The three main events of the year are the local Summer Fair, the Easter processions and the Christmas festive season.
Every town and village has an annual summer fiesta which binds all sections of the community together in a frenzy of preparation and celebration. Towns and villages virtually shut down for the duration of the fair as everyone takes to the streets in their traditional Spanish finery. Women and girls prance in colourful frilly dresses while their men take advantage of bars set up in the street to drink and put the world to rights. Music and dancing continues long into the night followed by a few hours’ sleep before the next fair day dawns and the party can start again.
In Andalucía, the dates of some of the main local summer fairs are as follows.
Sévilla - 2 weeks after Easter
Córdoba - Last Week in May
Marbella - Second week in June
Estepona - First week in July
Málaga - Third week in August
Mijas - Second week in September
Torremolinos - Last week in September
Fuengirola - First week in October
San Pedro - Third week in October
In Spain the 24th of December is an important day for most, as families get together to eat a traditional meal. Christmas day is a quiet day although many restaurants and bars remain open. January the 6th is Three Kings day and the climax of the festive season in Spain. The procession on the evening of January the 5th is not to be missed if you have children. The Three Kings ride through the streets on floats, accompanied by local children in a re-enactment of the journey to deliver gifts to Jesus.
This sight of visual splendour may be missed by your children who are likely to be throwing themselves to the floor in an attempt to collect several hundred of the thousands of sweets that fly through the air throughout the procession. Some eager parents have been known to take an umbrella with them, not to protect against rain, but rather to collect sweets in the bulk amounts allowed for by an upturned umbrella.

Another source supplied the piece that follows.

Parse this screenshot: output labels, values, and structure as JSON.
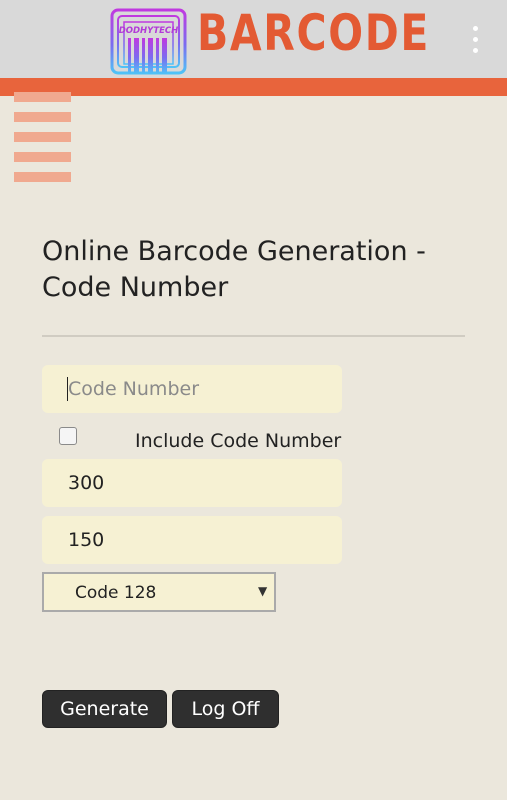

Join in and enjoy the sweets but do beware of older boys who have perfected their aim and can deliver a boiled sweet like a bullet.
This is also the day that Spanish children receive their gifts from the Three Kings, their equivalent of the stocking that Father Christmas delivers on Christmas Eve. However, the multi-cultural nature of Southern Spain means that some lucky children receive a visit from both benefactors. The 6th of January is a Spanish holiday when children can enjoy their new gifts and parents can recover from their sweet inflicted bruises.
Easter – Semana Santa
Every town in Spain marks this week with spectacular processions through the streets of models of Christ on the Cross and his mourning mother the Virgin Mary. Much time and effort goes into the creation of these scenes and indeed the creators of the most elaborate costumes and decorations may have been working on them the entire year. The parades leave from the towns' churches and wind slowly along the streets. The serious nature of this fiesta means that drinking and celebrating is unlikely to attract approval and fireworks are strictly a no-no.
The most outstanding Easter week processions are those in Sévilla, Málaga, Córdoba and Granada, although the spectacle is worth seeing in any town or village.